They portray the anxious and terrified parents of a missing child (Davies is the one with the real acting chops, here)very capably but never really have any way to shine or surpass what is basically a routine and by the numbers spook script. Because of this, the performances are too, by the numbers.
The obligatory scares are rather cheap and cliché and, frustratingly, they never really amount to anything. Which is a pet peeve of mine, by the way. Scare for the sake of a scare. The said, ghost children (part of the legend involves them and the celebration is called “La Fiesta del los Ninos Santos”), while appearing menacing and awful, just really stand around breathing coarsely and never really appear spectral, until the every end. Other than that they also spend too much precious time running circles around Speedman, who sleepwalks his way though this film as in a hypnotic trance, playing the somber “working from home” Dad and struggling artist.
But, it is not quite the casts’ fault since they have a bare-bone, predicable and repetitious mystery to become involved with and solve. What does not help either is the laborious and snail-like pace of the movie where we are hoping to see a more original fright jump than a reflection in a mirror or wet footprints on a bathroom floor. Quilez does take incredible advantage of the enigmatic and lush environment. He chooses to focus on the culture, sociology and ecology that will in turn affect the adults, and vaguely, the story.
A kind of mystery is at root beside the haunting of the Harrimans. Quilez instead, tries to push this dynamic but it never really solidifies or becomes relevant. We all can easily figure out things and we consistently are 2 to 3 steps ahead of our protagonists. The gravitas of the subject matter (which involves the Harriman paper mill and a connection to the children) and even the tropic surroundings are just not enough to jump start Speedman, Stiles and even Rea, into showing us what they’re made of in this genre. The story in places, is just too anemic and writer Javier Gullon is not able to sustain the needed elements to balance the main plot and it’s eco subplot.
“Out of the Dark” is a worthwhile film, if you are satisfied with how potentially good it may have been.
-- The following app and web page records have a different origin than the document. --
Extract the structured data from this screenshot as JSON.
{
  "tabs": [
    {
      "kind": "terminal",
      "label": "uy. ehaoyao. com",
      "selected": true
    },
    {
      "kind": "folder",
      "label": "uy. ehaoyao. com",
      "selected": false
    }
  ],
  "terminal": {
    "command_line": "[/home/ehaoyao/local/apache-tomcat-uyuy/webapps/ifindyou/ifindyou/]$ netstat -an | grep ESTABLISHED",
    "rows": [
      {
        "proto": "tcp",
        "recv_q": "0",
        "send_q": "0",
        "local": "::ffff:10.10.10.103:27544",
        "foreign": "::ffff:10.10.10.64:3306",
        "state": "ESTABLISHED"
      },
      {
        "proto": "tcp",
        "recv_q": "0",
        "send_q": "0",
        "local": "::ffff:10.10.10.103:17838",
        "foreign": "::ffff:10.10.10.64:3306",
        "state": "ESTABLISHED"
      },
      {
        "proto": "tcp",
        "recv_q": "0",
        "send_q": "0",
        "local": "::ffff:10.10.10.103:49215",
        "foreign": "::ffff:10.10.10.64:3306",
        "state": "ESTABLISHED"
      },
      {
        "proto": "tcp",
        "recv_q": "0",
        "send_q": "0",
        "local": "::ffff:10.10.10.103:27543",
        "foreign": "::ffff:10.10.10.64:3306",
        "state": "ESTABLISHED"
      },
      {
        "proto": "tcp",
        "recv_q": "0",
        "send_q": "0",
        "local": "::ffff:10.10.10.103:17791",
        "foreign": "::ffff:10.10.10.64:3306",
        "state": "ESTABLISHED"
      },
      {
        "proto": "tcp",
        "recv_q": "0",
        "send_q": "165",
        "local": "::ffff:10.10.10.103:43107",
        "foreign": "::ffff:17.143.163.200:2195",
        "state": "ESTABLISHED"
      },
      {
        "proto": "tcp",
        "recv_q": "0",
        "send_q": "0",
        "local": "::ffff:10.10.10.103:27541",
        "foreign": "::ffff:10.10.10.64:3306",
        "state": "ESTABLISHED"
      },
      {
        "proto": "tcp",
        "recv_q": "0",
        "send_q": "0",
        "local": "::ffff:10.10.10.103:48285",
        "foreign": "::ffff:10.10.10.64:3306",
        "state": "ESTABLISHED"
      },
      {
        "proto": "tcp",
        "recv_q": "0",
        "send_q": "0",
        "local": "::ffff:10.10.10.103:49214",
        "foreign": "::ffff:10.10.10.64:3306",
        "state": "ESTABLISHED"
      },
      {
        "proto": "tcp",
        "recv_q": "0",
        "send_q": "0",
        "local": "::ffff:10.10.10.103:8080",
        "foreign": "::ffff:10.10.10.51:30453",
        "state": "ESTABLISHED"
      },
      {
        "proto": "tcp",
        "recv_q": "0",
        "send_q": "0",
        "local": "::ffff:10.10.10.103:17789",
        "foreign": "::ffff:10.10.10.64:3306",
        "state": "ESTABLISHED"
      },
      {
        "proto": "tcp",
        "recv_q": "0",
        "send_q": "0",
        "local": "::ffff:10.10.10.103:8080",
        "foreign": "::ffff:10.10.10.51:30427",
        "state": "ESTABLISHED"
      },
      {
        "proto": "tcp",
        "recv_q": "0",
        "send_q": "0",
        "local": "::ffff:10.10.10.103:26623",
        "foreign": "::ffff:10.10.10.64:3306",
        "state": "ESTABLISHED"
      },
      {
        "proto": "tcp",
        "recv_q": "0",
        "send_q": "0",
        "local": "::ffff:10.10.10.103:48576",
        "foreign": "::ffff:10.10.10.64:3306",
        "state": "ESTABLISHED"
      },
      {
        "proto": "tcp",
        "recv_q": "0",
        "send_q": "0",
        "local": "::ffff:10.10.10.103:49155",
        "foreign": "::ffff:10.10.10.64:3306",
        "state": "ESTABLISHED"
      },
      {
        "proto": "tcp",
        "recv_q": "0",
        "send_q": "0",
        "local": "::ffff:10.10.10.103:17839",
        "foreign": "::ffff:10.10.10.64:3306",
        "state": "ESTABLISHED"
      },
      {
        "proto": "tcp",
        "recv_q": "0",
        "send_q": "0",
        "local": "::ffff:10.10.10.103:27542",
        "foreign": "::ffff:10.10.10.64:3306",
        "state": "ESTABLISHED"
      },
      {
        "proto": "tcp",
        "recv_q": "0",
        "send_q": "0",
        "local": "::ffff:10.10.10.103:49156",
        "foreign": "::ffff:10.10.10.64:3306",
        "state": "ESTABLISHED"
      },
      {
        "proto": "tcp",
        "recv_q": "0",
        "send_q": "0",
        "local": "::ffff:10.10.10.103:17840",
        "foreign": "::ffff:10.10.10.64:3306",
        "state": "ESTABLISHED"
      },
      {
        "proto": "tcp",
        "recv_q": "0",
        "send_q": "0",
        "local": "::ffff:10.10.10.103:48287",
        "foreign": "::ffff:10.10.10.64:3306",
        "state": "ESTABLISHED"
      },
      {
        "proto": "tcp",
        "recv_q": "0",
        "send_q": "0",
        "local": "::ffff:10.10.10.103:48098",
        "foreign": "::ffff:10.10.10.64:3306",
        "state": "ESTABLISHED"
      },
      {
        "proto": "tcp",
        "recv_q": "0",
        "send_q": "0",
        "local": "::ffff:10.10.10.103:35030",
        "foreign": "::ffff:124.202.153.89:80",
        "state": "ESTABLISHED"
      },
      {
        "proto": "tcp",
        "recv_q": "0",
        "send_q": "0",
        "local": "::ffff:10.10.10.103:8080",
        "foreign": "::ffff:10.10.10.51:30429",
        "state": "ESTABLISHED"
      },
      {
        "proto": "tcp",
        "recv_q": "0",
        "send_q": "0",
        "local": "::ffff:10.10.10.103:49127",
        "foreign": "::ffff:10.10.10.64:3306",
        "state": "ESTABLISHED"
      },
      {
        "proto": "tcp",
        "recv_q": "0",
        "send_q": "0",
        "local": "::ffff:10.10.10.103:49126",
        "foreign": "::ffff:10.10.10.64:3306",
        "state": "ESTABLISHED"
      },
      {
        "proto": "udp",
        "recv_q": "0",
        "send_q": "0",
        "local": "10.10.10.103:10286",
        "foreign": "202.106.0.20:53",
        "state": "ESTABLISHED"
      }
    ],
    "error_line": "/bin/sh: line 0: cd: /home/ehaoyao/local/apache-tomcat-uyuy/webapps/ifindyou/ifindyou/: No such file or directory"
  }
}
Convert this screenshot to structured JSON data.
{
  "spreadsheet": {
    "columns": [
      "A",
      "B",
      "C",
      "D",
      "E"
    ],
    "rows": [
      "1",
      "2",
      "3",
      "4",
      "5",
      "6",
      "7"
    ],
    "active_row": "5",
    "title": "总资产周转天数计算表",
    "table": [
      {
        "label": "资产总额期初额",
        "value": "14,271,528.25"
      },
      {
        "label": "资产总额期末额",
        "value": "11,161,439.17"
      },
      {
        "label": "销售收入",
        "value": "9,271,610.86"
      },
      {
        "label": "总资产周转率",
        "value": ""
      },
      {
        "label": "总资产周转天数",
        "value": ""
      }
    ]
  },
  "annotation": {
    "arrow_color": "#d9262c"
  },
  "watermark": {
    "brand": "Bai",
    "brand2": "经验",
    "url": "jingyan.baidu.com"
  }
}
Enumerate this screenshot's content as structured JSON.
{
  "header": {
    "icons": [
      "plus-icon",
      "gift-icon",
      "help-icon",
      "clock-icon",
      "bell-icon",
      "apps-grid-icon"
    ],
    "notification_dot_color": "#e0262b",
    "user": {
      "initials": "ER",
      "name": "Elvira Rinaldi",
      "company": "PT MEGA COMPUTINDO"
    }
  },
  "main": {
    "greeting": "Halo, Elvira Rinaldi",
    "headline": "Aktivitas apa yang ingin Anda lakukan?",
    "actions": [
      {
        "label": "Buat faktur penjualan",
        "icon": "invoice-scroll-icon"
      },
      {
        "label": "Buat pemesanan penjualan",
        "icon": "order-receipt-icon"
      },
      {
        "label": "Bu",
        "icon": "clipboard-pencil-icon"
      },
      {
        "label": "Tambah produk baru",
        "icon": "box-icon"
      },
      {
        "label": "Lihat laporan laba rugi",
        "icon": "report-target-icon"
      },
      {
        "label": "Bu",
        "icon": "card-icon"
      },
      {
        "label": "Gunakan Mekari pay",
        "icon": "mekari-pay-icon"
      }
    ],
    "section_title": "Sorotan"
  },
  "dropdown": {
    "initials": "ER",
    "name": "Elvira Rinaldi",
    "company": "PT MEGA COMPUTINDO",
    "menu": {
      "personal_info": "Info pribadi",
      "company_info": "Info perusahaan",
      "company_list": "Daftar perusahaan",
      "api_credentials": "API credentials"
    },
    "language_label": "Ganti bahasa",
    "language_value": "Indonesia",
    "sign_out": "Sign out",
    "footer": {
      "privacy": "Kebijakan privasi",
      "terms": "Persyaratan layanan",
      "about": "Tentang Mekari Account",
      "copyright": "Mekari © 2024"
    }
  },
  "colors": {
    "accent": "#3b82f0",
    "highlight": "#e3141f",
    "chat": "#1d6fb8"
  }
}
The film surely looks amazing and the locale is hot, vivid and beautiful. The movie has the old world charm but no real substance to it’s core story. A legend and some big industry wrongdoing is not enough when you have the most banal types of scares and a story unfolding that a 7 year old can see coming a mile away.
The main cast is another reason to watch, but just barely. They interact well, emote appropriately, especially when it comes down to Hannah’s abduction. Rea is just fine with a very smooth and refined air of authority which is questioned in the last act of the film. And that’s about it, oh and little Pixie makes a great child in peril. She holds her own with everyone else. (Quilez’ exploration of the Harriman family dynamic isn’t too bad, either)
Ultimately, “Out of the Dark,” while looking nice and sustaining OK performances, cannot get off the ground. It’s to stuck in cheap fright, a slow and morose middle act and by the time the story and the “Poltergeist” type haunting comes to a head, one is going to look back and ask: “Did I miss something? Is this all there is?” Well, that is a good question and yes, that is all there is…
“Out of the Dark” clocks in at an economic 90 minutes, so, I would consider greatly as a rental and if you must purchase it then shop around when the movie hits VOD, blu ray or dvd. Just don’t expect to be either wowed or particularly frightened. The most frightening thing about the film is just how slow and un-scary it really is.